Fitter now than when he first teamed up with them for the ill-fated Wladimir Klitschko fight, he has worked on his own jab to try and prove as close to a carbon copy as you can get.
But there is more than trotting out the positive party line when he is asked about Haye's chances.
You can tell he has thought about this fight as much as the men who will be in the spotlight come Saturday night, not just loyal cheerleading.
And while everyone is worried about what Valuev brings to the ring in terms of sheer physical dimension, Watts is perfectly-placed to assess what problems Haye will pose the big man.
"We've done five or six weeks of sparring and the increase in sharpness and power has been unbelievable," he says.
"Early on I was having some success with the jab, when he was moving, trying to work around and skip; I used to catch him with a lot more than I did at the end. A lot more.
"We know the punches he throws; lots of jabs, right uppercuts and the left, so we've been working on getting out of the way of that. We've watched every fight he's had since whenever and as long as you're not standing in front of him, you aren't going to get hit.
"The sharpness is there. I am not sure we have necessarily been working towards a knockout, but if it does come I don't think Valuev will have been hit as hard and as sharply as that. I knew David but I have been surprised by his speed.
"The punch that knocks you out is the punch that you don't see; if you see it you can take it better, but the last couple of sparring sessions he caught with a couple of punches and it was like 'where the hell did they come from?'."
Watts knows where he came from and admits that being back in big-time boxing has left him contemplating a return to the business side himself.
First though, whether his mate wins or loses, when the ride is over it will be back to the day job.
But even then, so integral has his role been in the run-up to Valuev, it is hard to see him remaining a scaffolder.
Should Haye return from Germany with the belt round his waist, he is likely to be back, having initially been brought in for the Klitschko fight.
"It does make me want to get back in the ring; I've got the flavour back. But having had a taste of this, I'll see what happens," he says.

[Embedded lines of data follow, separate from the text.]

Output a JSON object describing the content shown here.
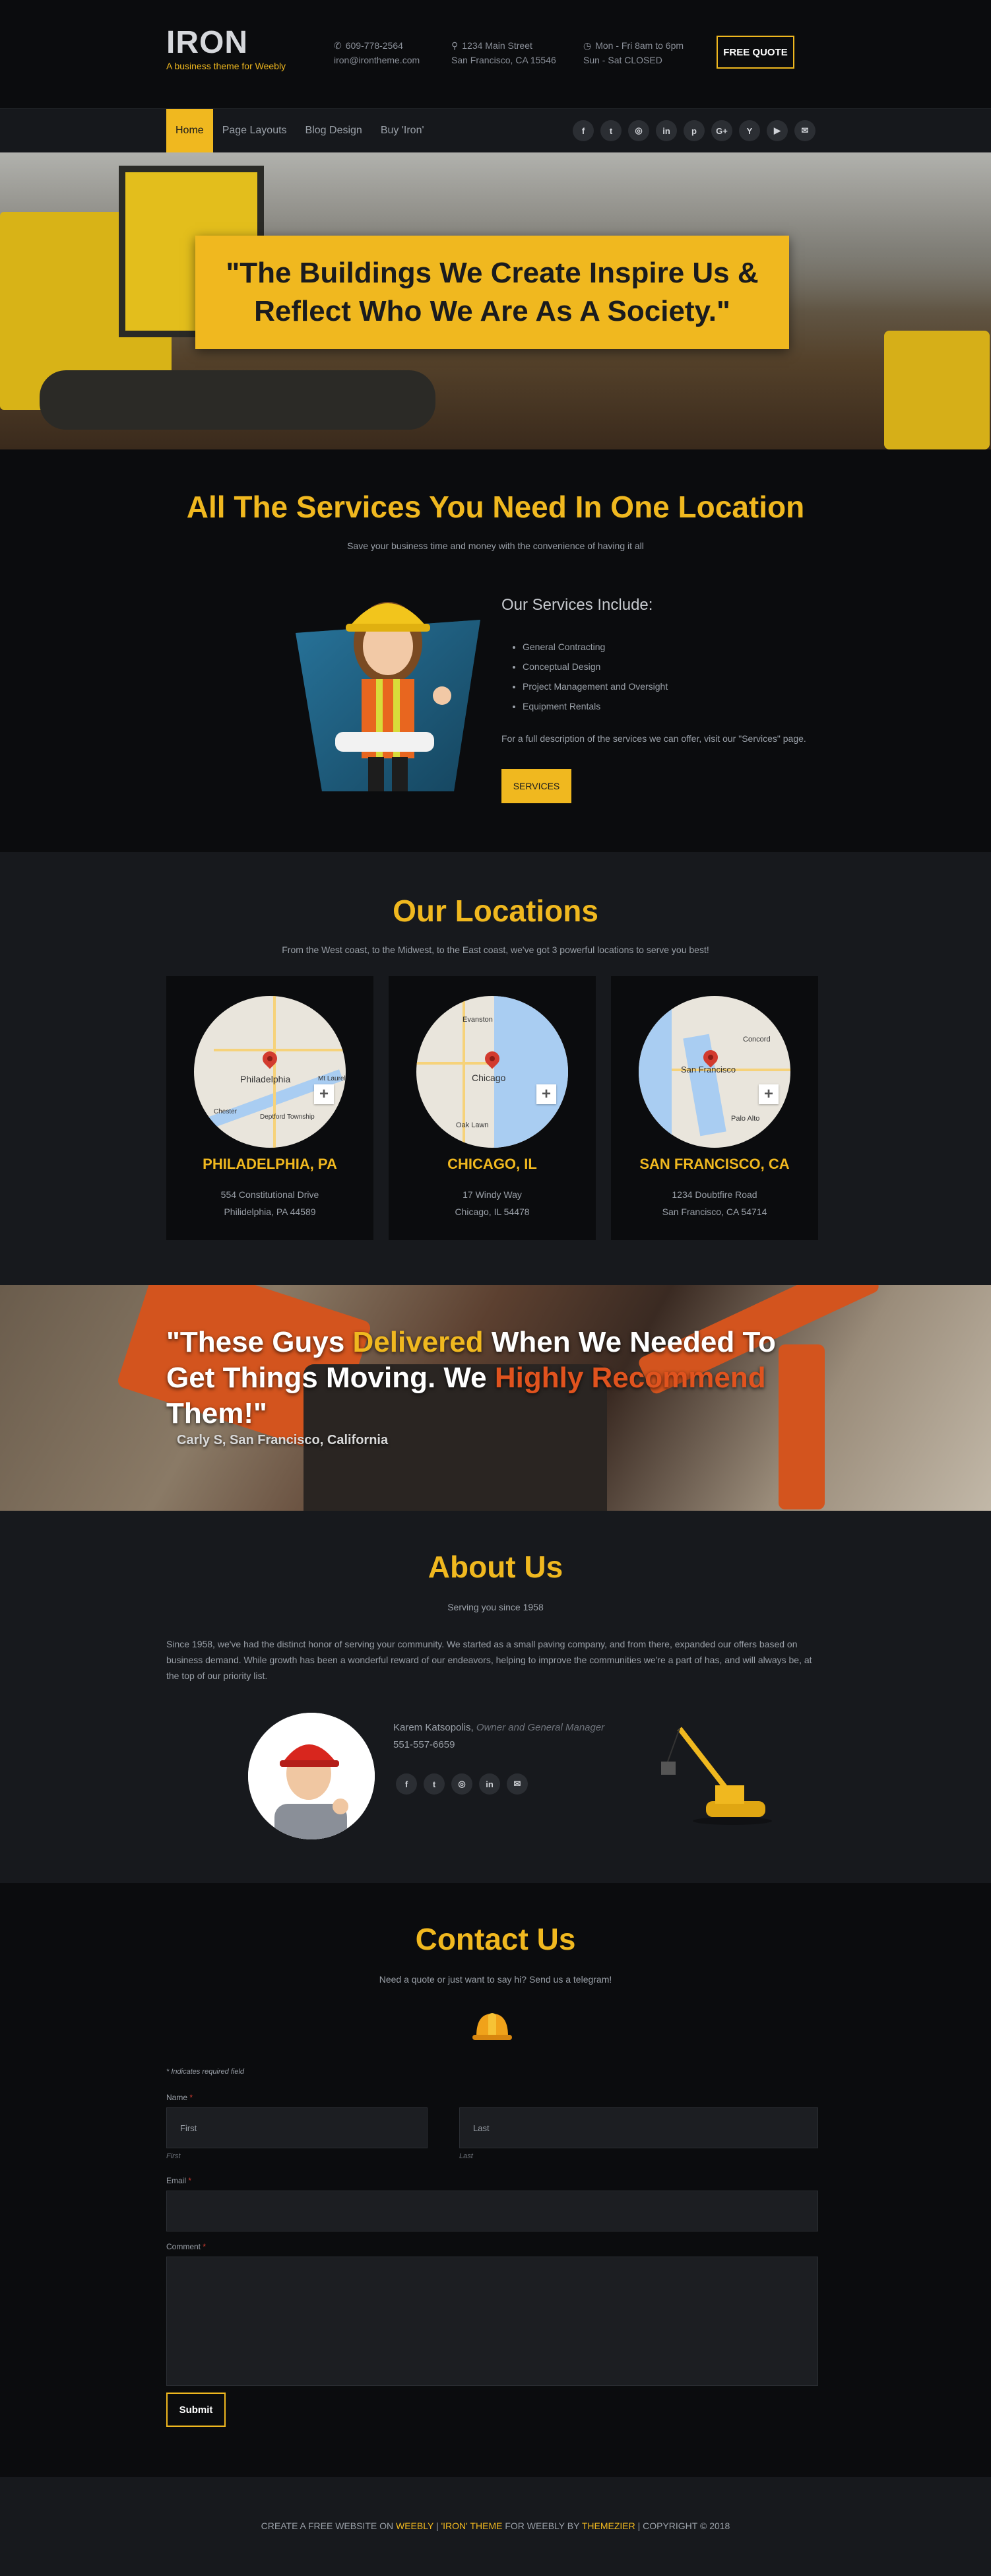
{
  "header": {
    "logo_name": "IRON",
    "logo_tagline": "A business theme for Weebly",
    "phone": "609-778-2564",
    "email": "iron@irontheme.com",
    "address_line1": "1234 Main Street",
    "address_line2": "San Francisco, CA 15546",
    "hours_line1": "Mon - Fri 8am to 6pm",
    "hours_line2": "Sun - Sat CLOSED",
    "quote_button": "FREE QUOTE"
  },
  "nav": {
    "items": [
      {
        "label": "Home",
        "active": true
      },
      {
        "label": "Page Layouts",
        "active": false
      },
      {
        "label": "Blog Design",
        "active": false
      },
      {
        "label": "Buy 'Iron'",
        "active": false
      }
    ],
    "socials": [
      "f",
      "t",
      "ig",
      "in",
      "p",
      "G+",
      "Y",
      "yt",
      "mail"
    ]
  },
  "hero": {
    "headline": "\"The Buildings We Create Inspire Us & Reflect Who We Are As A Society.\""
  },
  "services": {
    "title": "All The Services You Need In One Location",
    "subtitle": "Save your business time and money with the convenience of having it all",
    "heading": "Our Services Include:",
    "items": [
      "General Contracting",
      "Conceptual Design",
      "Project Management and Oversight",
      "Equipment Rentals"
    ],
    "note": "For a full description of the services we can offer, visit our \"Services\" page.",
    "button": "SERVICES"
  },
  "locations": {
    "title": "Our Locations",
    "subtitle": "From the West coast, to the Midwest, to the East coast, we've got 3 powerful locations to serve you best!",
    "cards": [
      {
        "city": "PHILADELPHIA, PA",
        "street": "554 Constitutional Drive",
        "citystate": "Philidelphia, PA 44589",
        "map_labels": [
          "Philadelphia",
          "Mt Laurel",
          "Chester",
          "Deptford Township"
        ]
      },
      {
        "city": "CHICAGO, IL",
        "street": "17 Windy Way",
        "citystate": "Chicago, IL 54478",
        "map_labels": [
          "Evanston",
          "Chicago",
          "Oak Lawn"
        ]
      },
      {
        "city": "SAN FRANCISCO, CA",
        "street": "1234 Doubtfire Road",
        "citystate": "San Francisco, CA 54714",
        "map_labels": [
          "San Francisco",
          "Concord",
          "Palo Alto"
        ]
      }
    ]
  },
  "testimonial": {
    "quote_part1": "\"These Guys ",
    "quote_hl1": "Delivered",
    "quote_part2": " When We Needed To Get Things Moving. We ",
    "quote_hl2": "Highly Recommend",
    "quote_part3": " Them!\"",
    "author": "Carly S, San Francisco, California"
  },
  "about": {
    "title": "About Us",
    "subtitle": "Serving you since 1958",
    "text": "Since 1958, we've had the distinct honor of serving your community. We started as a small paving company, and from there, expanded our offers based on business demand. While growth has been a wonderful reward of our endeavors, helping to improve the communities we're a part of has, and will always be, at the top of our priority list.",
    "person_name": "Karem Katsopolis,",
    "person_role": "Owner and General Manager",
    "person_phone": "551-557-6659",
    "person_socials": [
      "f",
      "t",
      "ig",
      "in",
      "mail"
    ]
  },
  "contact": {
    "title": "Contact Us",
    "subtitle": "Need a quote or just want to say hi? Send us a telegram!",
    "required_note": "* Indicates required field",
    "name_label": "Name",
    "first_placeholder": "First",
    "last_placeholder": "Last",
    "first_sub": "First",
    "last_sub": "Last",
    "email_label": "Email",
    "comment_label": "Comment",
    "submit": "Submit"
  },
  "footer": {
    "part1": "CREATE A FREE WEBSITE ON ",
    "link1": "WEEBLY",
    "sep1": " | ",
    "link2": "'IRON' THEME",
    "part2": " FOR WEEBLY BY ",
    "link3": "THEMEZIER",
    "part3": " | COPYRIGHT © 2018"
  },
  "colors": {
    "accent": "#f0b81f",
    "background": "#0b0c0e",
    "panel": "#17191d",
    "orange": "#e0531e"
  }
}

"But then again, I am sure David is going to win this fight, so maybe I'll carry on working with him for the Klitschkos."
From putting up poles to taking down Russians and then Ukrainians, Danny Watts is happy to turn his hand to anything.